- Yawn BP, Saddier P, Wollan PC, et al. A population-based study of the incidence and complication rates of herpes zoster before zoster vaccine introduction. Mayo Clin Proc 2007 Nov;82(11):1341-9.
- Donahue JG, Choo PW, Manson JE, Platt R. The incidence of herpes zoster. Arch Int Med 1995 Aug 7-21;155(15):1605-9.
- Hales CM, Harpaz R, Joesoef MR, Bialek SR. Herpes zoster in the Medicare population, 1991-2009: Assessment of trends, risk factors and the impact of the varicella vaccination program. Poster presented at: IDWeek 2012; San Diego: October 17-21 2012.

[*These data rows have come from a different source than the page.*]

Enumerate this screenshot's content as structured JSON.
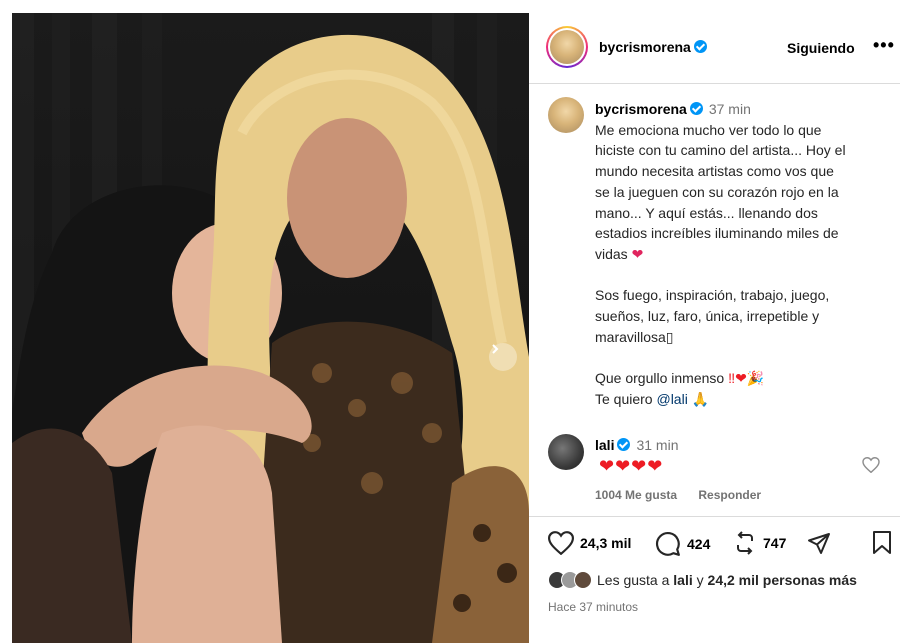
{
  "post": {
    "author": "bycrismorena",
    "follow_status": "Siguiendo",
    "more": "•••",
    "caption_time": "37 min",
    "caption_lines": [
      "Me emociona mucho ver todo lo que",
      "hiciste con tu camino del artista... Hoy el",
      "mundo necesita artistas como vos que",
      "se la jueguen con su corazón rojo en la",
      "mano... Y aquí estás... llenando dos",
      "estadios increíbles iluminando miles de",
      "vidas"
    ],
    "caption_heart": "❤",
    "caption_para2": [
      "Sos fuego, inspiración, trabajo, juego,",
      "sueños, luz, faro, única, irrepetible y",
      "maravillosa▯"
    ],
    "caption_para3_text": "Que orgullo inmenso",
    "caption_para3_emoji": "‼❤🎉",
    "caption_para4_text": "Te quiero",
    "caption_mention": "@lali",
    "caption_para4_emoji": "🙏"
  },
  "comment": {
    "author": "lali",
    "time": "31 min",
    "text": "❤❤❤❤",
    "likes": "1004 Me gusta",
    "reply": "Responder"
  },
  "actions": {
    "likes_count": "24,3 mil",
    "comments_count": "424",
    "reposts_count": "747"
  },
  "likes_summary": {
    "prefix": "Les gusta a",
    "user": "lali",
    "connector": "y",
    "others": "24,2 mil personas más"
  },
  "posted_ago": "Hace 37 minutos",
  "colors": {
    "link": "#00376b",
    "verified": "#0095f6",
    "secondary": "#737373",
    "heart": "#ed1c24"
  }
}
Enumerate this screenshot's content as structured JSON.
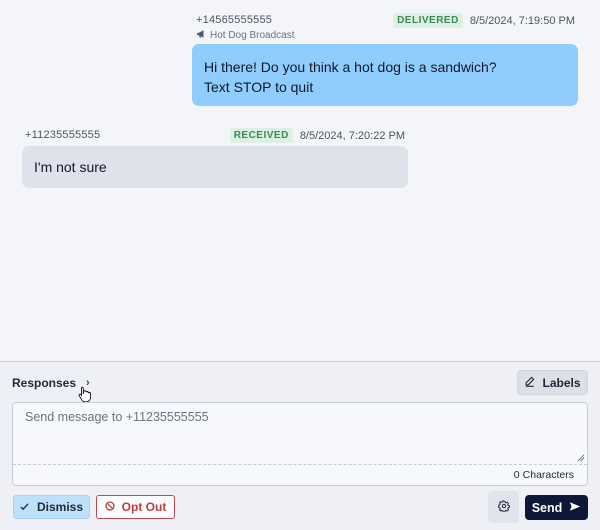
{
  "thread": {
    "outgoing": {
      "from": "+14565555555",
      "status": "DELIVERED",
      "timestamp": "8/5/2024, 7:19:50 PM",
      "broadcast": "Hot Dog Broadcast",
      "text_line1": "Hi there! Do you think a hot dog is a sandwich?",
      "text_line2": "Text STOP to quit"
    },
    "incoming": {
      "from": "+11235555555",
      "status": "RECEIVED",
      "timestamp": "8/5/2024, 7:20:22 PM",
      "text": "I'm not sure"
    }
  },
  "composer": {
    "responses_label": "Responses",
    "labels_button": "Labels",
    "placeholder": "Send message to +11235555555",
    "char_count": "0",
    "char_label": "Characters",
    "dismiss_label": "Dismiss",
    "opt_out_label": "Opt Out",
    "send_label": "Send"
  },
  "colors": {
    "outgoing_bubble": "#8ecdfd",
    "incoming_bubble": "#dfe2ea",
    "status_badge": "#dcf1e3",
    "send_button": "#0e1736",
    "opt_out_border": "#b94b4b"
  }
}
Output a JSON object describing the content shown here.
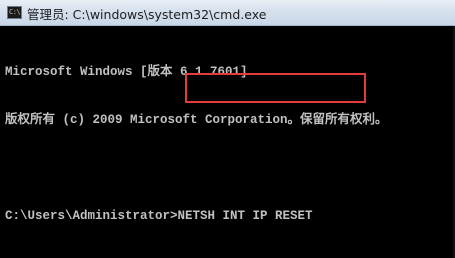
{
  "window": {
    "title": "管理员: C:\\windows\\system32\\cmd.exe",
    "icon": "cmd-icon",
    "icon_glyph": "C:\\"
  },
  "console": {
    "lines": [
      "Microsoft Windows [版本 6.1.7601]",
      "版权所有 (c) 2009 Microsoft Corporation。保留所有权利。",
      "",
      "C:\\Users\\Administrator>NETSH INT IP RESET"
    ],
    "prompt": "C:\\Users\\Administrator>",
    "command": "NETSH INT IP RESET"
  },
  "colors": {
    "console_bg": "#000000",
    "console_text": "#c0c0c0",
    "highlight": "#e23b3b"
  }
}
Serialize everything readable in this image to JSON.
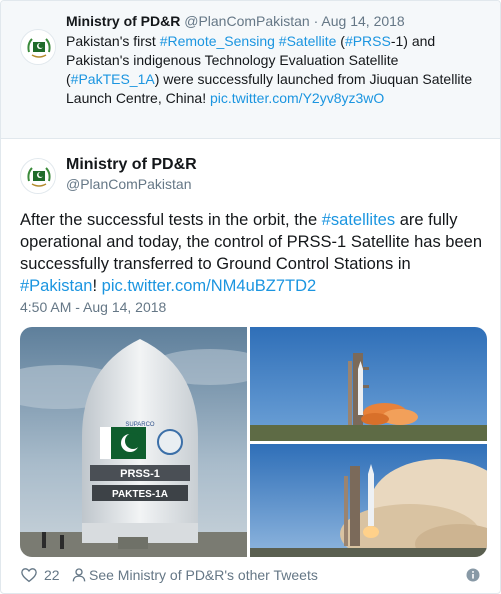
{
  "parent_tweet": {
    "author_name": "Ministry of PD&R",
    "handle": "@PlanComPakistan",
    "separator": "·",
    "date": "Aug 14, 2018",
    "text_parts": [
      {
        "t": "Pakistan's first ",
        "link": false
      },
      {
        "t": "#Remote_Sensing",
        "link": true
      },
      {
        "t": " ",
        "link": false
      },
      {
        "t": "#Satellite",
        "link": true
      },
      {
        "t": " (",
        "link": false
      },
      {
        "t": "#PRSS",
        "link": true
      },
      {
        "t": "-1) and Pakistan's indigenous Technology Evaluation Satellite (",
        "link": false
      },
      {
        "t": "#PakTES_1A",
        "link": true
      },
      {
        "t": ") were successfully launched from Jiuquan Satellite Launch Centre, China! ",
        "link": false
      },
      {
        "t": "pic.twitter.com/Y2yv8yz3wO",
        "link": true
      }
    ]
  },
  "tweet": {
    "author_name": "Ministry of PD&R",
    "handle": "@PlanComPakistan",
    "text_parts": [
      {
        "t": "After the successful tests in the orbit, the ",
        "link": false
      },
      {
        "t": "#satellites",
        "link": true
      },
      {
        "t": " are fully operational and today, the control of PRSS-1 Satellite has been successfully transferred to Ground Control Stations in ",
        "link": false
      },
      {
        "t": "#Pakistan",
        "link": true
      },
      {
        "t": "! ",
        "link": false
      },
      {
        "t": "pic.twitter.com/NM4uBZ7TD2",
        "link": true
      }
    ],
    "timestamp": "4:50 AM - Aug 14, 2018",
    "photo_fairing_labels": [
      "SUPARCO",
      "PRSS-1",
      "PAKTES-1A"
    ]
  },
  "footer": {
    "like_count": "22",
    "other_tweets_label": "See Ministry of PD&R's other Tweets"
  },
  "icons": {
    "like": "heart-icon",
    "profile": "person-icon",
    "info": "info-icon"
  },
  "colors": {
    "link": "#1b95e0",
    "secondary_text": "#657786",
    "quoted_bg": "#f5f8fa"
  }
}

- Hwang CW Jr, Steigleman WA, Saucedo-Sanchez E, Tuli SS. Reactivation of herpes zoster keratitis in an adult after varicella zoster vaccination. Cornea. 2012 Nov 26. [Epub ahead of print]
- Goldman GS, King PG. Review of the United States universal varicella vaccination program: Herpes zoster incidence rates, cost-effectiveness, and vaccine efficacy based primarily on the Antelope Valley Varicella Active Surveillance Project data. Vaccine. 2012 Jun 1. [Epub ahead of print]
- Prince A. Infectious diseases. In: Behrman RE, Lkiegman RM (eds.). Essentials of pediatrics, 2nd ed. Philadelphia: WB Saun-ders;1994:297-394. .